━━━━━ Extracted material ━━━━━

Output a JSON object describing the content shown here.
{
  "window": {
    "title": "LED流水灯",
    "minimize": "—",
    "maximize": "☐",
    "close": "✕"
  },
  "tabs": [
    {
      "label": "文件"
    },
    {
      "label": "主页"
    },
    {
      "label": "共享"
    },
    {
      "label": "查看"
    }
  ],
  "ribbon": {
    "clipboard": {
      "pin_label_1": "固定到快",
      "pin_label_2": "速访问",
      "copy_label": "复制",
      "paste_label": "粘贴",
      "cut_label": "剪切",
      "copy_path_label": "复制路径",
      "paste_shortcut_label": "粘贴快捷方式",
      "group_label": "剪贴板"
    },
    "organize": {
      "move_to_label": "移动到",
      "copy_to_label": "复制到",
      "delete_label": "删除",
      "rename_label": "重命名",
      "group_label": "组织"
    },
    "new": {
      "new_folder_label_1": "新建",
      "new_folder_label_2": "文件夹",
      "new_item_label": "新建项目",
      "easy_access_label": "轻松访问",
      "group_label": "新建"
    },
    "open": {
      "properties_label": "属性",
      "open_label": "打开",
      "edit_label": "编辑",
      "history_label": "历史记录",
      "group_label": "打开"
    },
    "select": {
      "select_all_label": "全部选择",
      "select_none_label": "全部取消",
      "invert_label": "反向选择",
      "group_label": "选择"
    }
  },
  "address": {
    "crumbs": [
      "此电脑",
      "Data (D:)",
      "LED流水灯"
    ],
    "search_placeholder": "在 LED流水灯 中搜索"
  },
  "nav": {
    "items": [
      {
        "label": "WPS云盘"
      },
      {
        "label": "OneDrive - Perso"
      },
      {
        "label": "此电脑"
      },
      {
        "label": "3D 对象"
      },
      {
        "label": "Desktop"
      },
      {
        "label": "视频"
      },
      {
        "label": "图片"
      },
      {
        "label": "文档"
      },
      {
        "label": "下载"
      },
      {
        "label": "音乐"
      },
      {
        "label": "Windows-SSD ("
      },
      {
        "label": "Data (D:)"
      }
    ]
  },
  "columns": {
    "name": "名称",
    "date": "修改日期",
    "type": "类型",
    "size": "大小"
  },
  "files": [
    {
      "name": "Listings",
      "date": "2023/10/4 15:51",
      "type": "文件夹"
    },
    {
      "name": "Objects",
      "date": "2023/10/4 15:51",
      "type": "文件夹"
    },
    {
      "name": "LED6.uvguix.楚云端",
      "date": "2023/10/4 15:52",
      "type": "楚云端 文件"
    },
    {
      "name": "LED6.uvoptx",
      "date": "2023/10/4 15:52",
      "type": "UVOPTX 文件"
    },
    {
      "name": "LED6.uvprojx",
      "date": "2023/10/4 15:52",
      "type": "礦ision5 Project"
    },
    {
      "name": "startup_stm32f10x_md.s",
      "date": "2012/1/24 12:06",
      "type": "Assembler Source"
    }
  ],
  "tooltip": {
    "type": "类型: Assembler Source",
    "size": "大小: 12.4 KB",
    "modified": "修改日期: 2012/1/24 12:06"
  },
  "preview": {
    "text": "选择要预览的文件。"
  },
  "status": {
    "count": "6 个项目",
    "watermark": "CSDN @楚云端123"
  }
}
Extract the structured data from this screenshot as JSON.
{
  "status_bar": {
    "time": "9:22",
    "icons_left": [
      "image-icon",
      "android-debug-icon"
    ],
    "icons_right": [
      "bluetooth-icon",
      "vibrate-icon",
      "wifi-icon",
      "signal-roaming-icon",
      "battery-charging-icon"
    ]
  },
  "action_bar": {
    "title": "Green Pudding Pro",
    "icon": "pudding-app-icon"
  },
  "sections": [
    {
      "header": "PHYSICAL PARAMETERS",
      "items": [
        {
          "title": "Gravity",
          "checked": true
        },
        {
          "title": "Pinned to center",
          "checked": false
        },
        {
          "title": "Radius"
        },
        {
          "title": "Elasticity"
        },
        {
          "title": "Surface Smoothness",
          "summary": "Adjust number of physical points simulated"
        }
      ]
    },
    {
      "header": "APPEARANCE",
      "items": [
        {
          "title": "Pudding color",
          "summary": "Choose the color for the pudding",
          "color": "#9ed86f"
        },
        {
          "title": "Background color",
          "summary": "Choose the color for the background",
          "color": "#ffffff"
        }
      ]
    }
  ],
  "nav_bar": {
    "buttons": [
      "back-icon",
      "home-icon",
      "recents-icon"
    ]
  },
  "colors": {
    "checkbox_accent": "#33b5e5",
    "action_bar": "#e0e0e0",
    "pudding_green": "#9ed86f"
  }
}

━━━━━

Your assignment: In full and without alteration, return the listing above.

Answer section:
Output a JSON object describing the content shown here.
{
  "window": {
    "title": "LED流水灯",
    "minimize": "—",
    "maximize": "☐",
    "close": "✕"
  },
  "tabs": [
    {
      "label": "文件"
    },
    {
      "label": "主页"
    },
    {
      "label": "共享"
    },
    {
      "label": "查看"
    }
  ],
  "ribbon": {
    "clipboard": {
      "pin_label_1": "固定到快",
      "pin_label_2": "速访问",
      "copy_label": "复制",
      "paste_label": "粘贴",
      "cut_label": "剪切",
      "copy_path_label": "复制路径",
      "paste_shortcut_label": "粘贴快捷方式",
      "group_label": "剪贴板"
    },
    "organize": {
      "move_to_label": "移动到",
      "copy_to_label": "复制到",
      "delete_label": "删除",
      "rename_label": "重命名",
      "group_label": "组织"
    },
    "new": {
      "new_folder_label_1": "新建",
      "new_folder_label_2": "文件夹",
      "new_item_label": "新建项目",
      "easy_access_label": "轻松访问",
      "group_label": "新建"
    },
    "open": {
      "properties_label": "属性",
      "open_label": "打开",
      "edit_label": "编辑",
      "history_label": "历史记录",
      "group_label": "打开"
    },
    "select": {
      "select_all_label": "全部选择",
      "select_none_label": "全部取消",
      "invert_label": "反向选择",
      "group_label": "选择"
    }
  },
  "address": {
    "crumbs": [
      "此电脑",
      "Data (D:)",
      "LED流水灯"
    ],
    "search_placeholder": "在 LED流水灯 中搜索"
  },
  "nav": {
    "items": [
      {
        "label": "WPS云盘"
      },
      {
        "label": "OneDrive - Perso"
      },
      {
        "label": "此电脑"
      },
      {
        "label": "3D 对象"
      },
      {
        "label": "Desktop"
      },
      {
        "label": "视频"
      },
      {
        "label": "图片"
      },
      {
        "label": "文档"
      },
      {
        "label": "下载"
      },
      {
        "label": "音乐"
      },
      {
        "label": "Windows-SSD ("
      },
      {
        "label": "Data (D:)"
      }
    ]
  },
  "columns": {
    "name": "名称",
    "date": "修改日期",
    "type": "类型",
    "size": "大小"
  },
  "files": [
    {
      "name": "Listings",
      "date": "2023/10/4 15:51",
      "type": "文件夹"
    },
    {
      "name": "Objects",
      "date": "2023/10/4 15:51",
      "type": "文件夹"
    },
    {
      "name": "LED6.uvguix.楚云端",
      "date": "2023/10/4 15:52",
      "type": "楚云端 文件"
    },
    {
      "name": "LED6.uvoptx",
      "date": "2023/10/4 15:52",
      "type": "UVOPTX 文件"
    },
    {
      "name": "LED6.uvprojx",
      "date": "2023/10/4 15:52",
      "type": "礦ision5 Project"
    },
    {
      "name": "startup_stm32f10x_md.s",
      "date": "2012/1/24 12:06",
      "type": "Assembler Source"
    }
  ],
  "tooltip": {
    "type": "类型: Assembler Source",
    "size": "大小: 12.4 KB",
    "modified": "修改日期: 2012/1/24 12:06"
  },
  "preview": {
    "text": "选择要预览的文件。"
  },
  "status": {
    "count": "6 个项目",
    "watermark": "CSDN @楚云端123"
  }
}
Extract the structured data from this screenshot as JSON.
{
  "status_bar": {
    "time": "9:22",
    "icons_left": [
      "image-icon",
      "android-debug-icon"
    ],
    "icons_right": [
      "bluetooth-icon",
      "vibrate-icon",
      "wifi-icon",
      "signal-roaming-icon",
      "battery-charging-icon"
    ]
  },
  "action_bar": {
    "title": "Green Pudding Pro",
    "icon": "pudding-app-icon"
  },
  "sections": [
    {
      "header": "PHYSICAL PARAMETERS",
      "items": [
        {
          "title": "Gravity",
          "checked": true
        },
        {
          "title": "Pinned to center",
          "checked": false
        },
        {
          "title": "Radius"
        },
        {
          "title": "Elasticity"
        },
        {
          "title": "Surface Smoothness",
          "summary": "Adjust number of physical points simulated"
        }
      ]
    },
    {
      "header": "APPEARANCE",
      "items": [
        {
          "title": "Pudding color",
          "summary": "Choose the color for the pudding",
          "color": "#9ed86f"
        },
        {
          "title": "Background color",
          "summary": "Choose the color for the background",
          "color": "#ffffff"
        }
      ]
    }
  ],
  "nav_bar": {
    "buttons": [
      "back-icon",
      "home-icon",
      "recents-icon"
    ]
  },
  "colors": {
    "checkbox_accent": "#33b5e5",
    "action_bar": "#e0e0e0",
    "pudding_green": "#9ed86f"
  }
}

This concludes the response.